Description of the task - Text in the records must be reproduced exactly, and pictures must be skipped.
(Entries supplied)
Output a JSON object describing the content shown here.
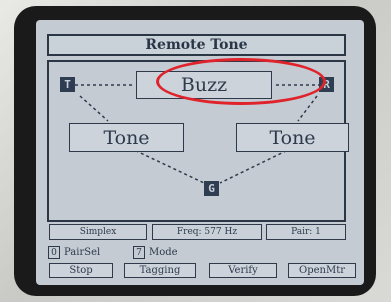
{
  "screen": {
    "title": "Remote Tone",
    "center_button": "Buzz",
    "left_button": "Tone",
    "right_button": "Tone",
    "markers": {
      "left": "T",
      "right": "R",
      "bottom": "G"
    },
    "status": {
      "mode": "Simplex",
      "freq": "Freq: 577 Hz",
      "pair": "Pair:   1"
    },
    "keys": [
      {
        "key": "0",
        "label": "PairSel"
      },
      {
        "key": "7",
        "label": "Mode"
      }
    ],
    "softkeys": [
      "Stop",
      "Tagging",
      "Verify",
      "OpenMtr"
    ]
  },
  "colors": {
    "lcd_bg": "#c4cbd3",
    "ink": "#2e3a4c",
    "highlight": "#e0232b"
  }
}
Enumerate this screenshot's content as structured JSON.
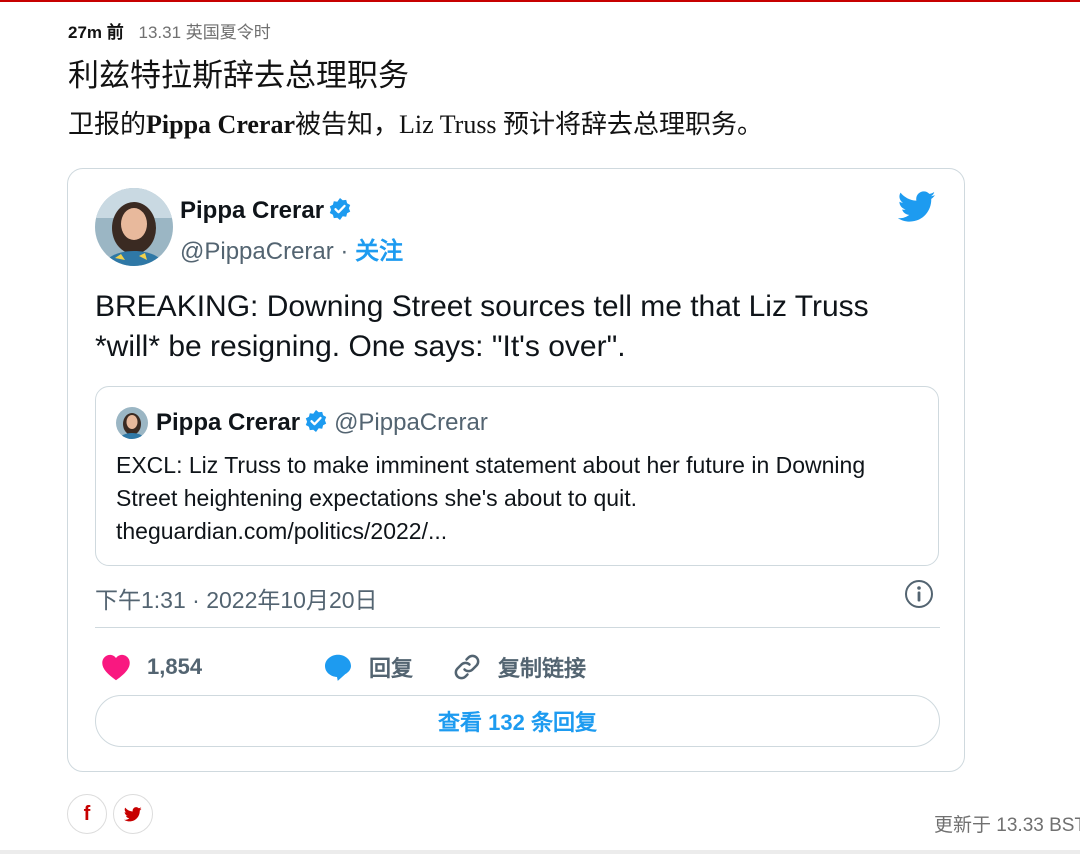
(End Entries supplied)
Response area -
Output a JSON object describing the content shown here.
{
  "screen": {
    "title": "Remote Tone",
    "center_button": "Buzz",
    "left_button": "Tone",
    "right_button": "Tone",
    "markers": {
      "left": "T",
      "right": "R",
      "bottom": "G"
    },
    "status": {
      "mode": "Simplex",
      "freq": "Freq: 577 Hz",
      "pair": "Pair:   1"
    },
    "keys": [
      {
        "key": "0",
        "label": "PairSel"
      },
      {
        "key": "7",
        "label": "Mode"
      }
    ],
    "softkeys": [
      "Stop",
      "Tagging",
      "Verify",
      "OpenMtr"
    ]
  },
  "colors": {
    "lcd_bg": "#c4cbd3",
    "ink": "#2e3a4c",
    "highlight": "#e0232b"
  }
}
Enumerate this screenshot's content as structured JSON.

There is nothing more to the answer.